Frequently, the crucifixion and the empty tomb were shown together in a single composition as we see in a page from the Rabula Gospels. Likewise, the image of the empty tomb was often portrayed together with Mary of Magdala’s encounter with Jesus in the Garden.
There was no problem picturing the appearances of the risen Lord, or picturing Christ in glory, because they are in scripture. Indeed, the most common image during Christianity’s first millennium was the Deësis, Christ enthroned with Mary and John on either side, pleading on behalf of humanity. The iconography, in a way, mirrors that of the crucifixion.

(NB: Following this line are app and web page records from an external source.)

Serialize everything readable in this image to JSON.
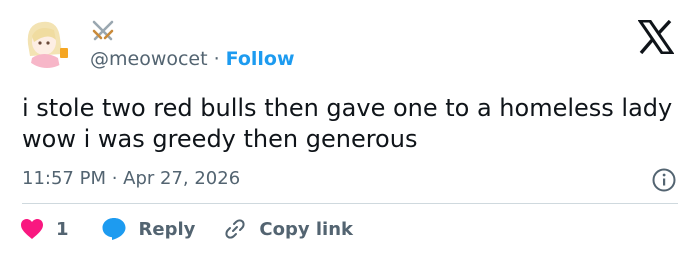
{
  "author": {
    "handle": "@meowocet",
    "separator": "·",
    "follow_label": "Follow",
    "display_name_icon": "crossed-swords-icon"
  },
  "tweet": {
    "text": "i stole two red bulls then gave one to a homeless lady wow i was greedy then generous",
    "timestamp": "11:57 PM · Apr 27, 2026"
  },
  "actions": {
    "like_count": "1",
    "reply_label": "Reply",
    "copy_link_label": "Copy link"
  },
  "icons": [
    "x-logo-icon",
    "info-icon",
    "heart-icon",
    "reply-bubble-icon",
    "link-icon"
  ],
  "colors": {
    "text": "#0f1419",
    "muted": "#536471",
    "accent": "#1d9bf0",
    "like": "#f91880",
    "divider": "#cfd9de"
  }
}
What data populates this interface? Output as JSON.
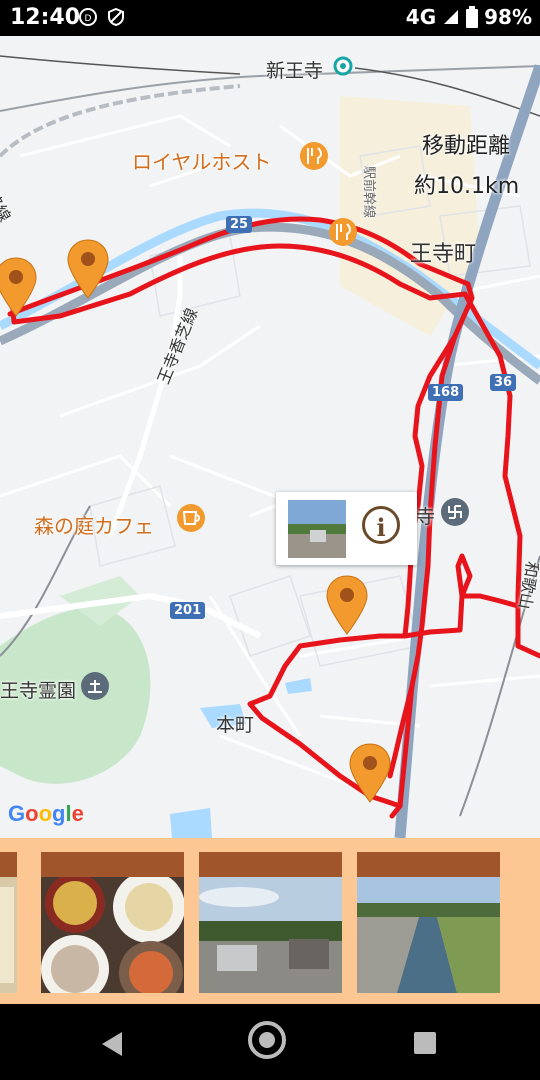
{
  "status_bar": {
    "time": "12:40",
    "network": "4G",
    "battery": "98%"
  },
  "map": {
    "places": {
      "station": "新王寺",
      "restaurant": "ロイヤルホスト",
      "cafe": "森の庭カフェ",
      "cemetery": "王寺霊園",
      "town_ouji": "王寺町",
      "town_honmachi": "本町",
      "temple_fragment": "寺",
      "rail_wazi": "和路線",
      "rail_ouji_kashiba": "王寺香芝線",
      "rail_kintetsu": "駅前幹線",
      "river_right": "和歌山"
    },
    "road_numbers": [
      "25",
      "168",
      "36",
      "201"
    ],
    "distance": {
      "label": "移動距離",
      "value": "約10.1km"
    },
    "route_color": "#e8141b",
    "pin_color": "#f29a2e",
    "google_logo": "Google"
  },
  "popup": {
    "info_symbol": "i"
  },
  "photo_strip": {
    "bg_color": "#fdc794",
    "bar_color": "#a0552a"
  }
}
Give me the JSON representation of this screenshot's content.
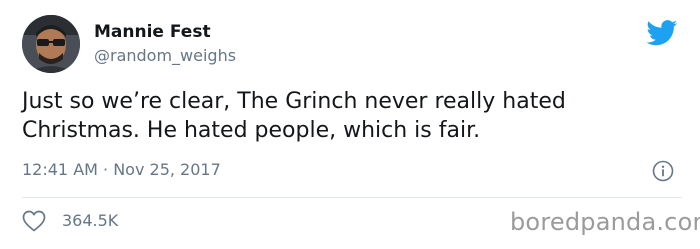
{
  "author": {
    "display_name": "Mannie Fest",
    "handle": "@random_weighs",
    "avatar_icon": "profile-photo"
  },
  "tweet": {
    "text": "Just so we’re clear, The Grinch never really hated Christmas. He hated people, which is fair.",
    "timestamp": "12:41 AM · Nov 25, 2017"
  },
  "engagement": {
    "likes": "364.5K"
  },
  "watermark": {
    "text": "boredpanda.com"
  },
  "colors": {
    "twitter_blue": "#1da1f2",
    "secondary_text": "#657786",
    "primary_text": "#14171a",
    "divider": "#e1e8ed"
  },
  "icons": {
    "brand": "twitter-bird-icon",
    "info": "info-icon",
    "like": "heart-icon"
  }
}
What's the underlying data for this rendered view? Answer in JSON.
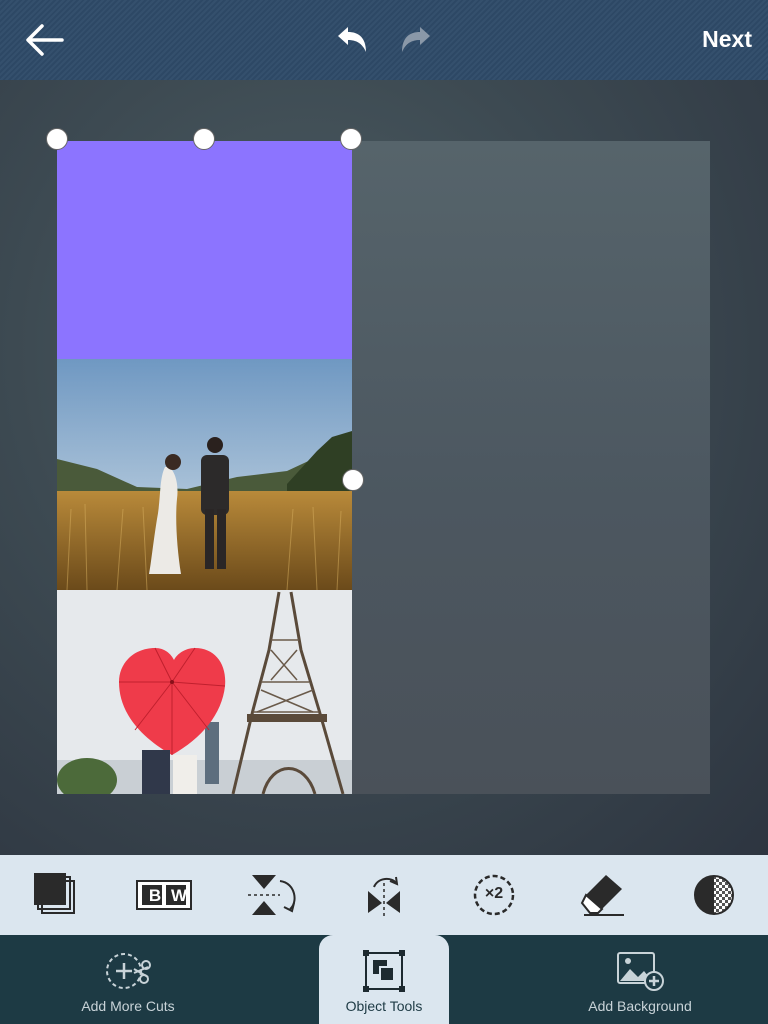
{
  "topbar": {
    "next_label": "Next"
  },
  "toolbar": {
    "tools": [
      {
        "name": "layers"
      },
      {
        "name": "black-white",
        "letters": [
          "B",
          "W"
        ]
      },
      {
        "name": "flip-vertical"
      },
      {
        "name": "flip-horizontal"
      },
      {
        "name": "duplicate",
        "label": "×2"
      },
      {
        "name": "eraser"
      },
      {
        "name": "opacity"
      }
    ]
  },
  "tabs": {
    "add_cuts": "Add More Cuts",
    "object_tools": "Object Tools",
    "add_background": "Add Background"
  },
  "colors": {
    "topbar": "#2e4a68",
    "purple_tile": "#8c74ff",
    "toolbar_bg": "#dbe6ef",
    "tabbar_bg": "#1d3a44"
  }
}
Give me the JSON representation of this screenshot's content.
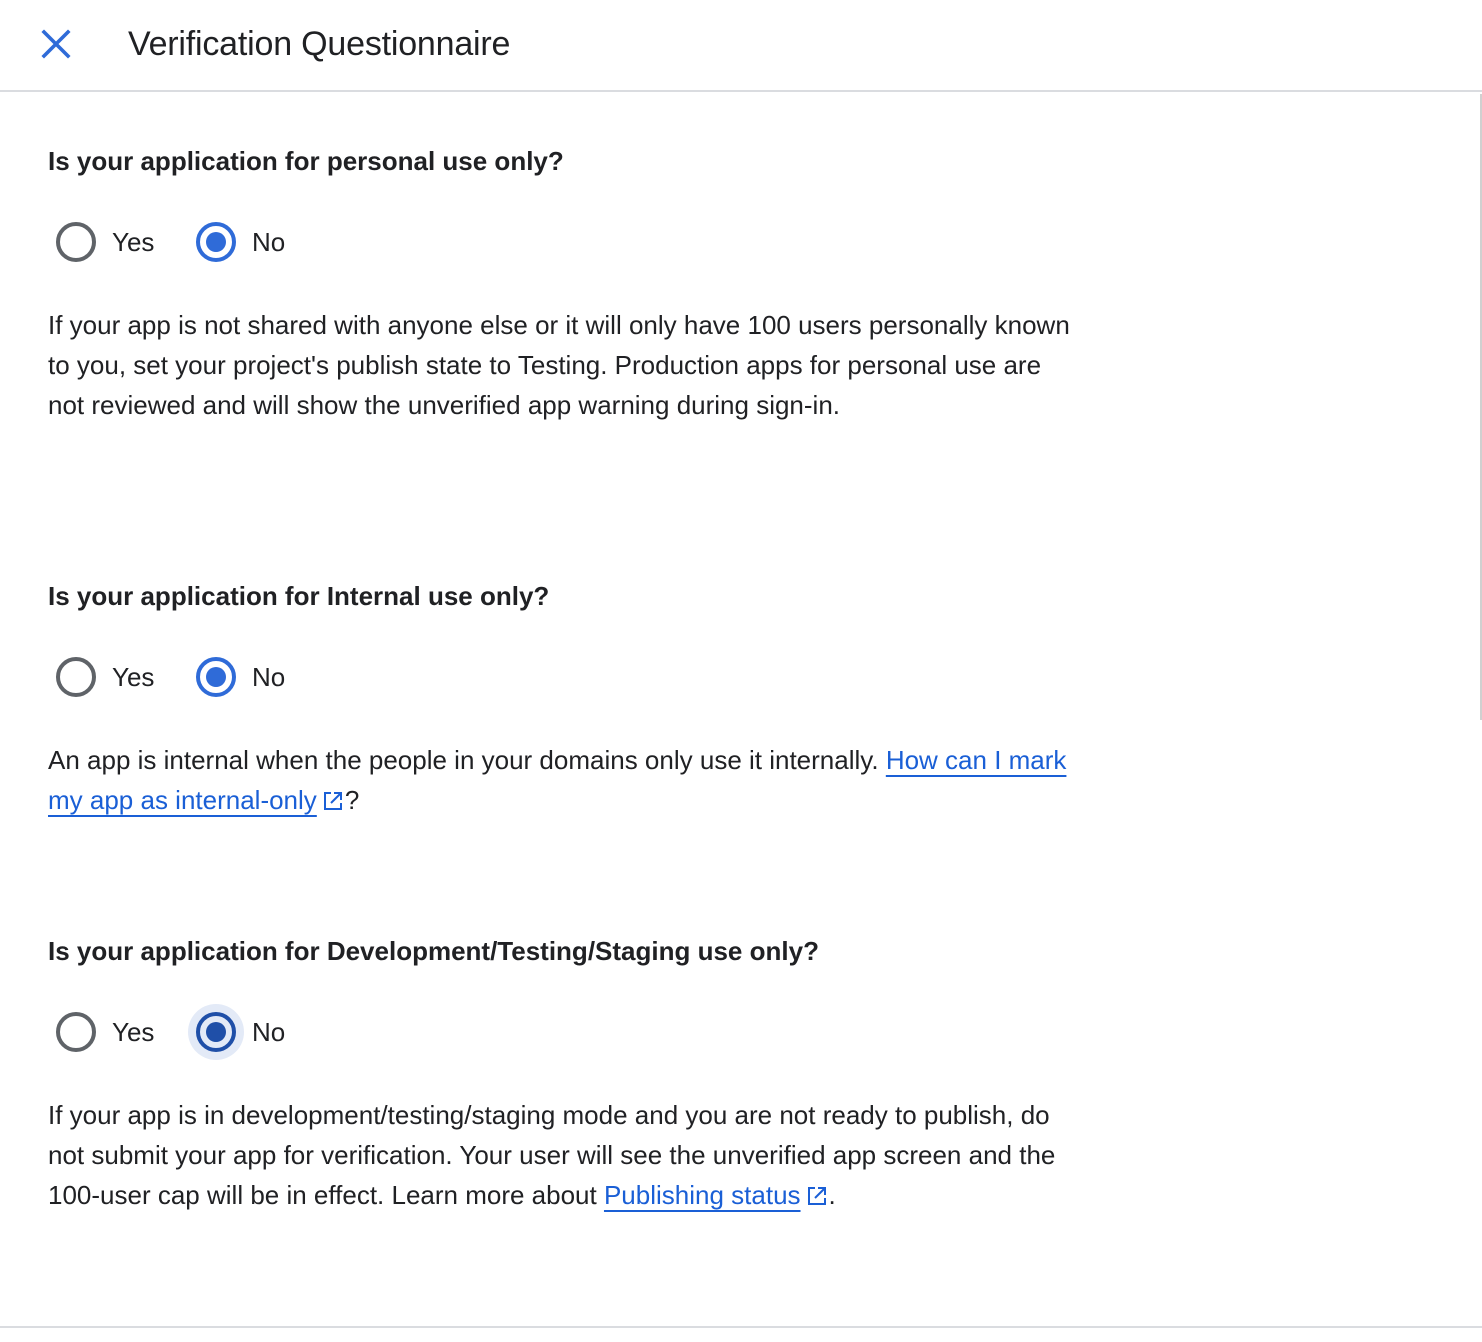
{
  "header": {
    "title": "Verification Questionnaire",
    "close_icon": "close-icon"
  },
  "colors": {
    "accent": "#2f6bd8",
    "link": "#1a5fd6",
    "text": "#202124",
    "divider": "#dadce0"
  },
  "questions": [
    {
      "question": "Is your application for personal use only?",
      "options": [
        {
          "label": "Yes",
          "selected": false
        },
        {
          "label": "No",
          "selected": true
        }
      ],
      "description": "If your app is not shared with anyone else or it will only have 100 users personally known to you, set your project's publish state to Testing. Production apps for personal use are not reviewed and will show the unverified app warning during sign-in."
    },
    {
      "question": "Is your application for Internal use only?",
      "options": [
        {
          "label": "Yes",
          "selected": false
        },
        {
          "label": "No",
          "selected": true
        }
      ],
      "description": "An app is internal when the people in your domains only use it internally.",
      "link_text": "How can I mark my app as internal-only",
      "after_link": "?"
    },
    {
      "question": "Is your application for Development/Testing/Staging use only?",
      "options": [
        {
          "label": "Yes",
          "selected": false
        },
        {
          "label": "No",
          "selected": true
        }
      ],
      "description": "If your app is in development/testing/staging mode and you are not ready to publish, do not submit your app for verification. Your user will see the unverified app screen and the 100-user cap will be in effect. Learn more about",
      "link_text": "Publishing status",
      "after_link": "."
    }
  ]
}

I believe the reticence of the early Christians in showing Christ rising from the tomb, like their reticence in depicting the death of Christ on the cross, follows from a respect for the mystery of the resurrection. The gospels make it abundantly clear that the resurrection of Jesus was not simply the resuscitation of a corpse, as was the raising of Lazarus, but a transformation. Indeed, in patristic writing and preaching, the resurrection is often described as an explosion of light that blew the tomb apart. This element of mystery is usually lacking in images of Christ rising from the tomb, which began to appear in the middle ages and to be popular in the Renaissance. This is particularly evident in a scene from a late medieval altarpiece in which Jesus appears awkwardly climbing out of the tomb.
In fairness, many artists did manage to honor the element of mystery. One example is a resurrection scene by Grünewald (1470-1528). The scene is totally dark; all the light emanates from the body of Jesus.
Around the same time the Christus mortuus iconography appeared in the Orthodox world, a new, dynamic image appeared: the Anastasis (Greek for resurrection). It is not a depiction of Christ’s rising but, rather, of his descent among the dead, which is mentioned only in I Peter 3, 18-22, where it is tied with baptism. Christ is shown in dynamic movement, reaching out to Adam and Eve and the other faithful souls detained in hell. The image recapitulates a favorite theme of the patristic writers, and indeed of the liturgy itself; namely, that every aspect of Christ’s life transforms and redeems every aspect of ours.
This image came to the West, where it was called the “harrowing of hell,” but it never achieved the popularity it enjoyed in the East, where it is the festal icon for Easter. Perhaps the reason is that the celebration of the Easter vigil and the baptism of adults had ceased to be popular in the West. Likewise, some of the dynamism is lacking.
The trouble with most of the images of the risen Christ I have seen in churches is that they fail to convey the triumphant glory of the resurrection. This is particularly true of the images widely available in church goods catalogs. People frequently complain that contemporary churches are sterile and lack a sense of the sacred. Apart from imaginative architecture, one way of banishing blandness is to explore the judicious use of iconography to enhance the celebration of liturgy. The Church has created a rich repository of images over the centuries, particularly during the earlier centuries. It is my sincere hope that these articles will inspire greater awareness, both theological and visual, on the part of those considering the commissioning of images for the liturgical assembly.
Ronald John Zawilla, Ph.D. is a liturgical design consultant in Chicago, Illinois.
READ OTHER ARTICLES BY RONALD ZAWILLA:
Cross and Crucifix in the Christian Assembly
Part I: The Early Christian Period - Crux Invicta, Crux Gemmata
Part II: The Early Christian Period - Christus Victor
Part III: The Medieval Period - Christus Mortuus
Part IV: The Medieval Period - Painted Crosses and Altarpieces
Part V: The Renaissance and Baroque Periods: Drama and Emotion